## WHAT TO WORK ON
From the records below, pull each line that has "Calificación".

## RECORDS FOR THIS TASK
----------

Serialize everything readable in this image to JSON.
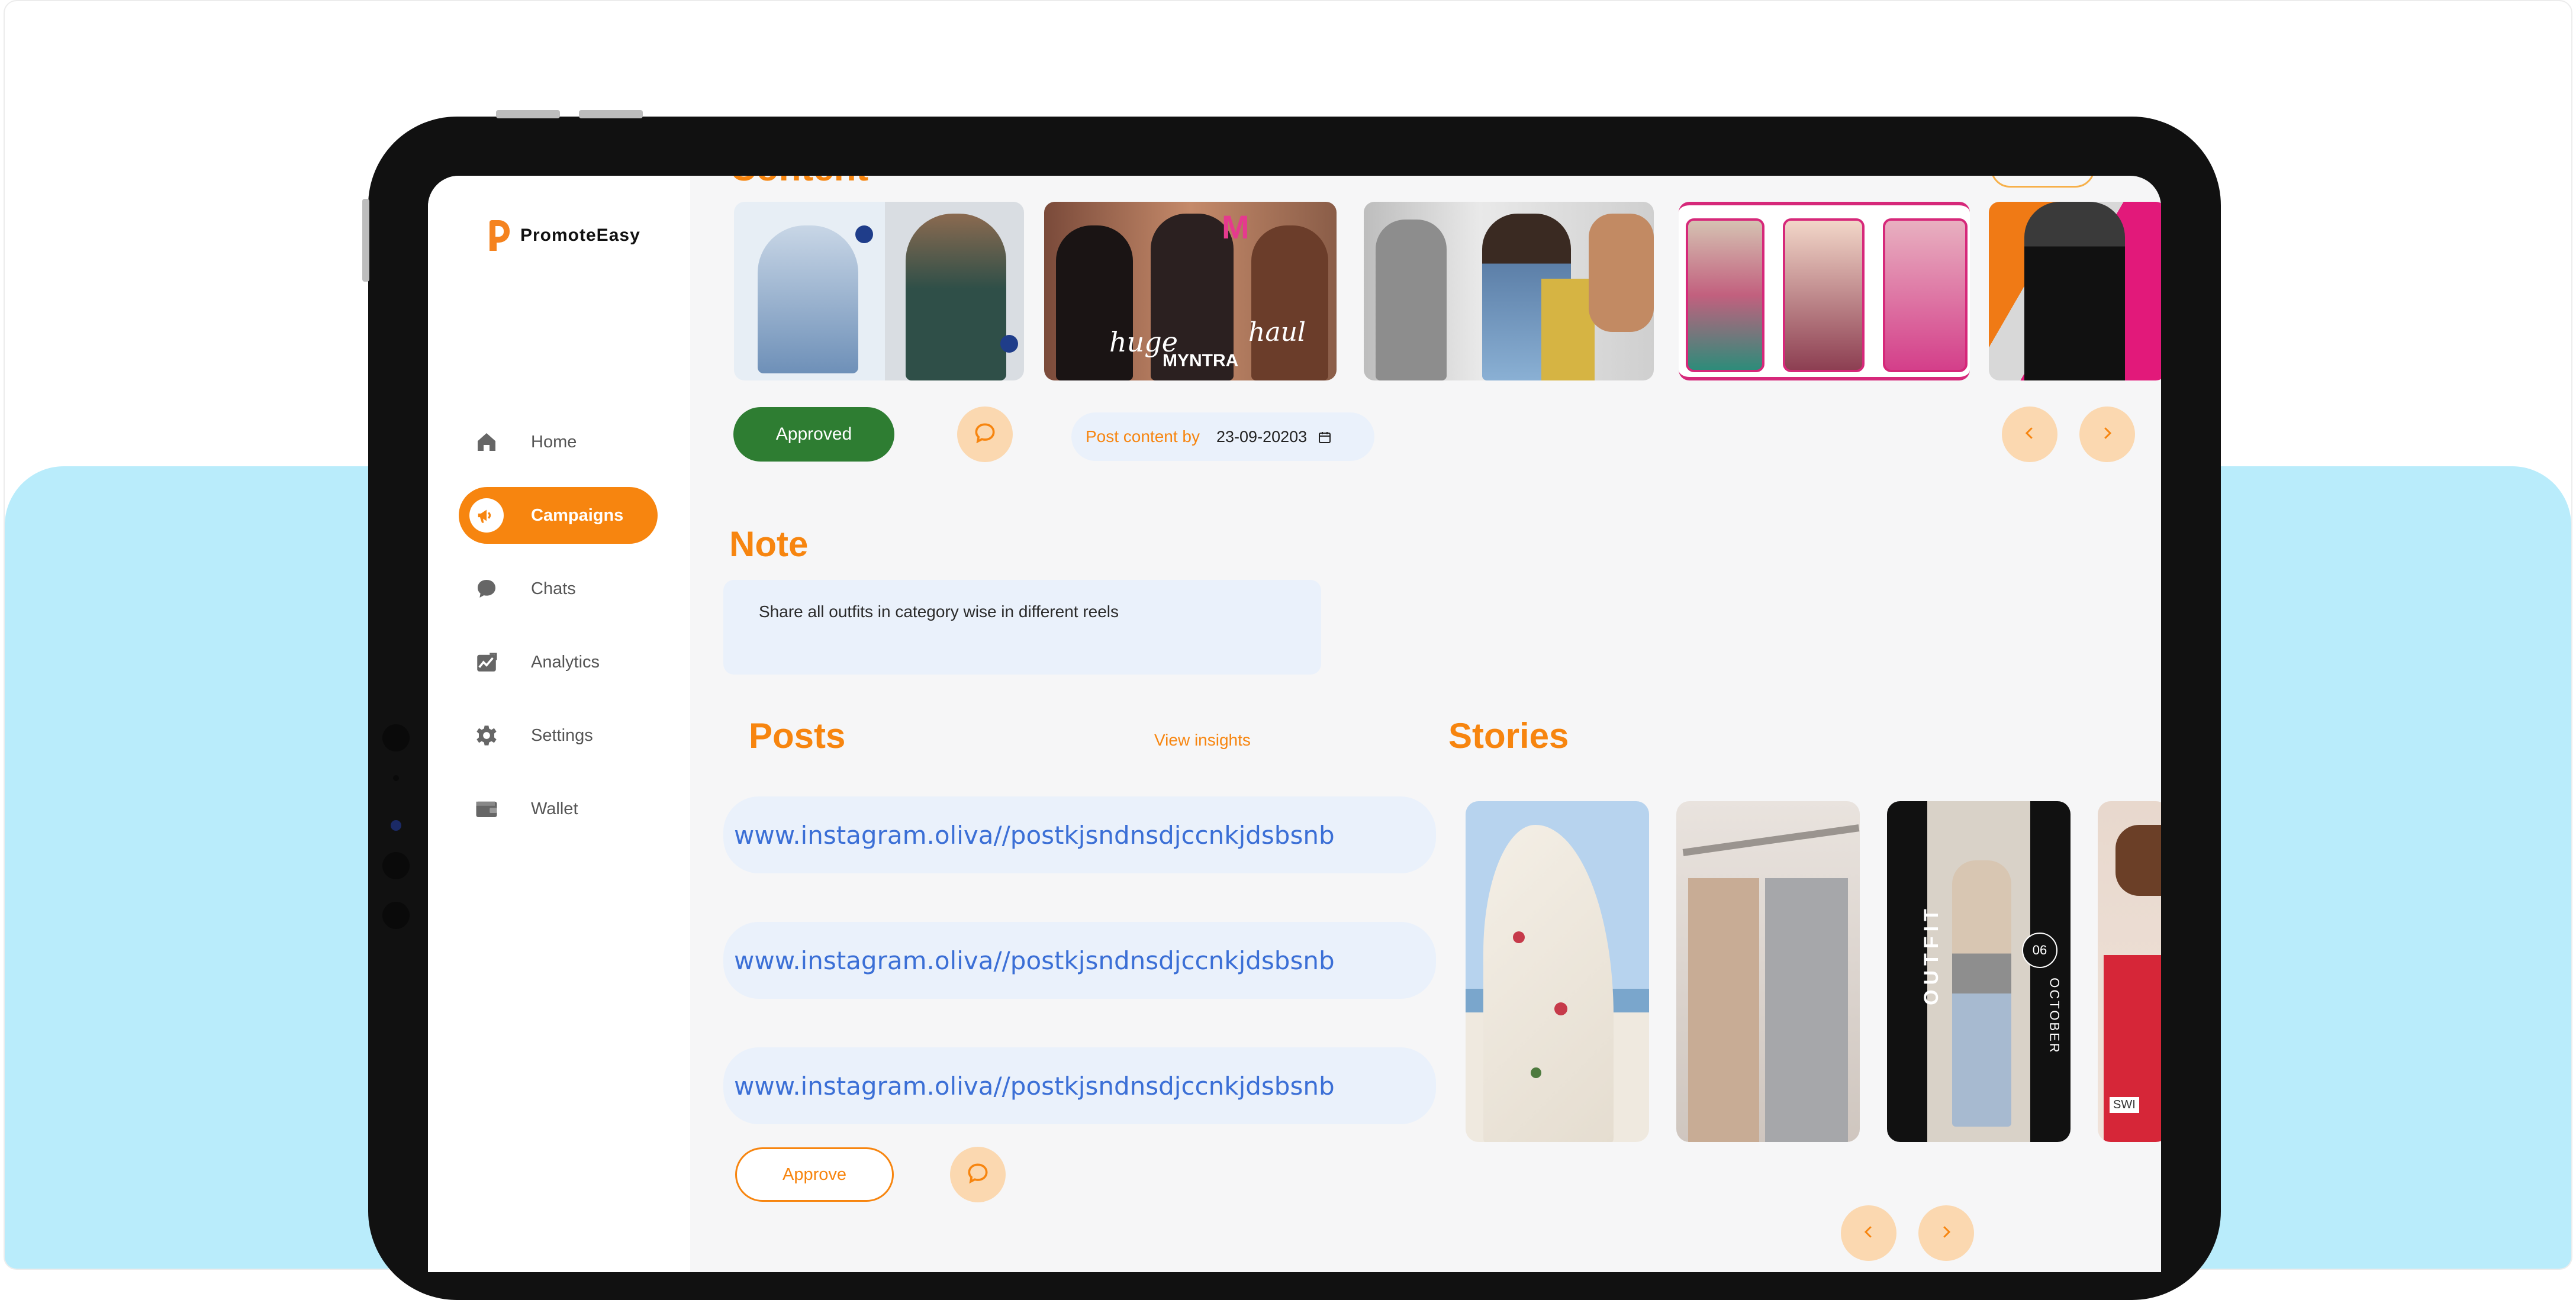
{
  "brand": {
    "name": "PromoteEasy",
    "accent": "#f7850f"
  },
  "sidebar": {
    "items": [
      {
        "label": "Home",
        "icon": "home-icon",
        "active": false
      },
      {
        "label": "Campaigns",
        "icon": "megaphone-icon",
        "active": true
      },
      {
        "label": "Chats",
        "icon": "chat-bubble-icon",
        "active": false
      },
      {
        "label": "Analytics",
        "icon": "analytics-icon",
        "active": false
      },
      {
        "label": "Settings",
        "icon": "gear-icon",
        "active": false
      },
      {
        "label": "Wallet",
        "icon": "wallet-icon",
        "active": false
      }
    ]
  },
  "content": {
    "section_title": "Content",
    "status_label": "Approved",
    "post_by_label": "Post content by",
    "post_by_date": "23-09-20203",
    "thumbnail_overlay": [
      "huge",
      "haul",
      "MYNTRA"
    ]
  },
  "note": {
    "title": "Note",
    "text": "Share all outfits in category wise in different reels"
  },
  "posts": {
    "title": "Posts",
    "view_insights": "View insights",
    "links": [
      "www.instagram.oliva//postkjsndnsdjccnkjdsbsnb",
      "www.instagram.oliva//postkjsndnsdjccnkjdsbsnb",
      "www.instagram.oliva//postkjsndnsdjccnkjdsbsnb"
    ],
    "approve_label": "Approve"
  },
  "stories": {
    "title": "Stories",
    "overlay": {
      "outfit": "OUTFIT",
      "day": "06",
      "month": "OCTOBER",
      "swipe": "SWI"
    }
  }
}
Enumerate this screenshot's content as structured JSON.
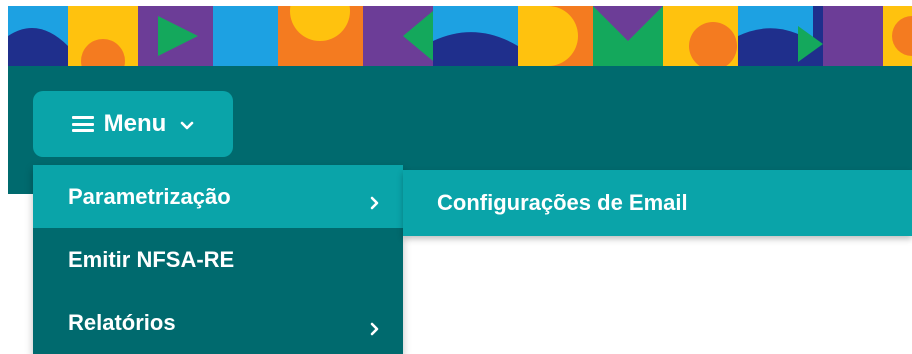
{
  "colors": {
    "header_bar": "#006a6e",
    "accent": "#0aa4a9",
    "text": "#ffffff",
    "banner_navy": "#1f2f8c",
    "banner_yellow": "#ffc20e",
    "banner_orange": "#f47b20",
    "banner_purple": "#6c3d97",
    "banner_green": "#14a85c",
    "banner_blue": "#1da1e2"
  },
  "menu_button": {
    "label": "Menu",
    "icon": "hamburger-icon",
    "caret_icon": "chevron-down-icon"
  },
  "dropdown": {
    "items": [
      {
        "label": "Parametrização",
        "has_submenu": true,
        "active": true
      },
      {
        "label": "Emitir NFSA-RE",
        "has_submenu": false,
        "active": false
      },
      {
        "label": "Relatórios",
        "has_submenu": true,
        "active": false
      }
    ],
    "arrow_icon": "chevron-right-icon"
  },
  "submenu": {
    "items": [
      {
        "label": "Configurações de Email"
      }
    ]
  }
}
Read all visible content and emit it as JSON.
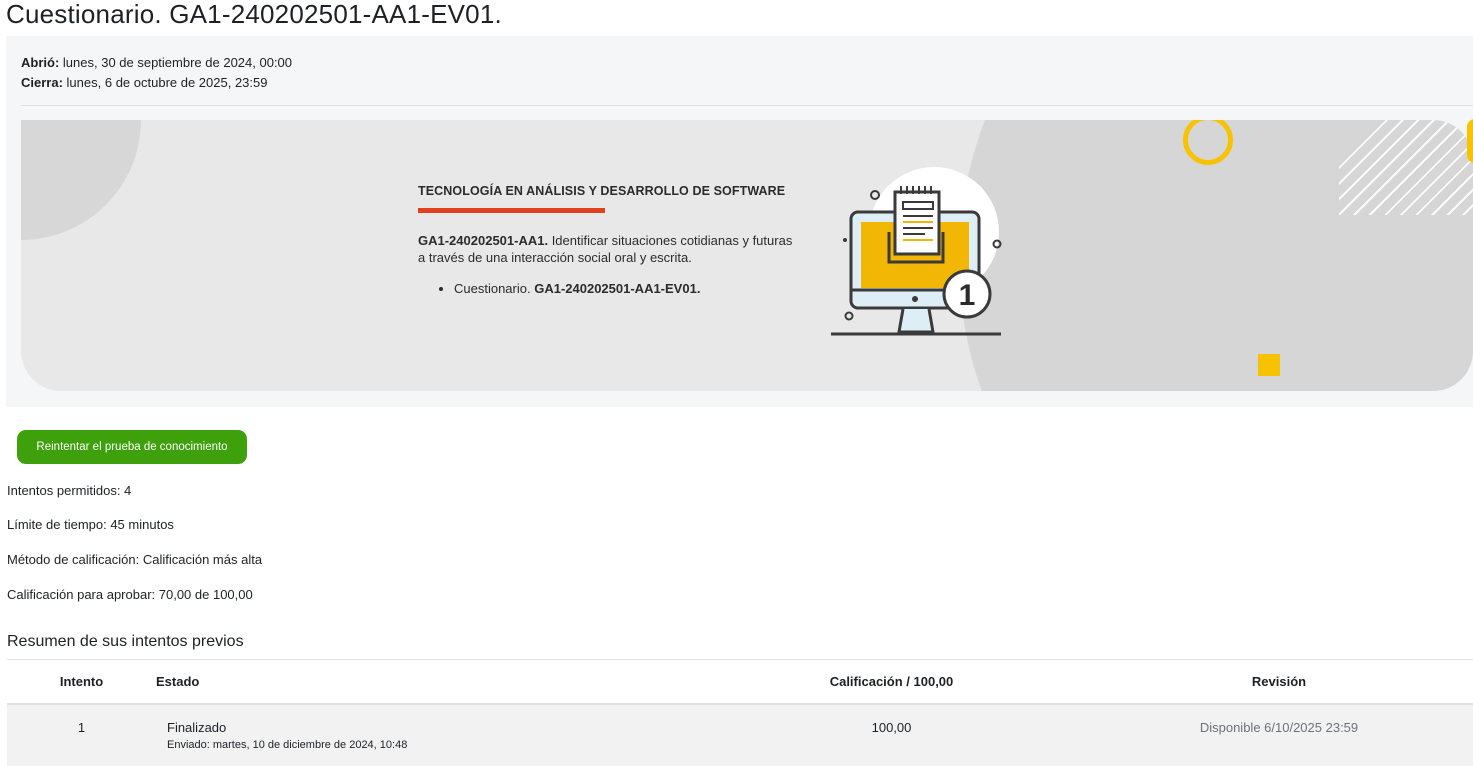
{
  "page": {
    "title": "Cuestionario. GA1-240202501-AA1-EV01."
  },
  "dates": {
    "opened_label": "Abrió:",
    "opened_value": "lunes, 30 de septiembre de 2024, 00:00",
    "closes_label": "Cierra:",
    "closes_value": "lunes, 6 de octubre de 2025, 23:59"
  },
  "banner": {
    "heading": "TECNOLOGÍA EN ANÁLISIS Y DESARROLLO DE SOFTWARE",
    "desc_code": "GA1-240202501-AA1.",
    "desc_text": " Identificar situaciones cotidianas y futuras a través de una interacción social oral y escrita.",
    "item_prefix": "Cuestionario. ",
    "item_code": "GA1-240202501-AA1-EV01.",
    "illustration_number": "1",
    "accent_color": "#f7c300",
    "underline_color": "#e0411f"
  },
  "actions": {
    "retry_label": "Reintentar el prueba de conocimiento",
    "button_color": "#3ea10b"
  },
  "quiz_info": {
    "attempts": "Intentos permitidos: 4",
    "time_limit": "Límite de tiempo: 45 minutos",
    "grading_method": "Método de calificación: Calificación más alta",
    "pass_grade": "Calificación para aprobar: 70,00 de 100,00"
  },
  "summary": {
    "title": "Resumen de sus intentos previos",
    "headers": [
      "Intento",
      "Estado",
      "Calificación / 100,00",
      "Revisión"
    ],
    "rows": [
      {
        "attempt": "1",
        "state": "Finalizado",
        "submitted": "Enviado: martes, 10 de diciembre de 2024, 10:48",
        "grade": "100,00",
        "review": "Disponible 6/10/2025 23:59"
      }
    ]
  }
}
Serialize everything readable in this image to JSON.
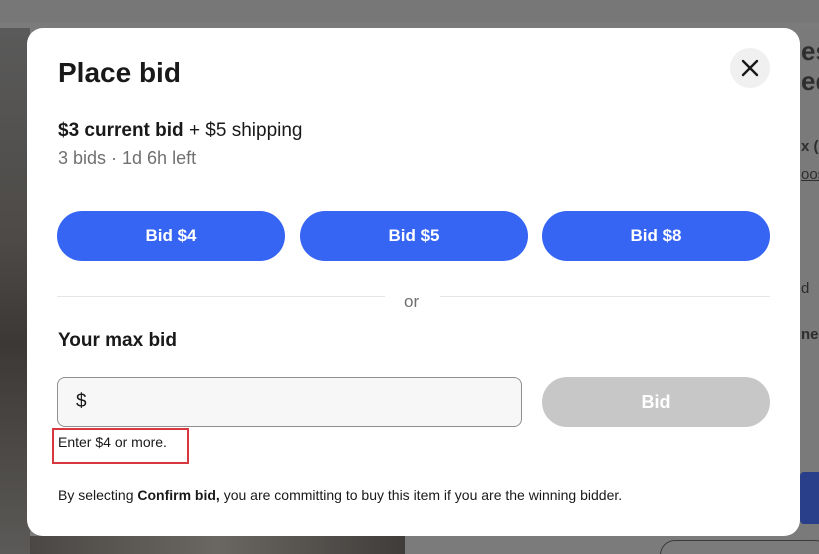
{
  "background": {
    "right_text_lines": [
      "es",
      "ed",
      "x (",
      "oos",
      "d",
      "ned"
    ]
  },
  "modal": {
    "title": "Place bid",
    "close_icon": "close-icon",
    "current_bid": "$3 current bid",
    "shipping": "+ $5 shipping",
    "meta": "3 bids · 1d 6h left",
    "quick_bids": [
      {
        "label": "Bid $4"
      },
      {
        "label": "Bid $5"
      },
      {
        "label": "Bid $8"
      }
    ],
    "or_label": "or",
    "max_bid_label": "Your max bid",
    "currency_symbol": "$",
    "max_bid_value": "",
    "bid_button_label": "Bid",
    "hint": "Enter $4 or more.",
    "footer": {
      "prefix": "By selecting",
      "emphasis": "Confirm bid,",
      "suffix": "you are committing to buy this item if you are the winning bidder."
    }
  },
  "colors": {
    "primary": "#3665f3",
    "disabled": "#c7c7c7",
    "highlight_border": "#d6383e",
    "overlay": "#7b7b7b"
  }
}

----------

## TASK SOLUTION
    "grading_method": "Método de calificación: Calificación más alta",
    "pass_grade": "Calificación para aprobar: 70,00 de 100,00"
      "Calificación / 100,00",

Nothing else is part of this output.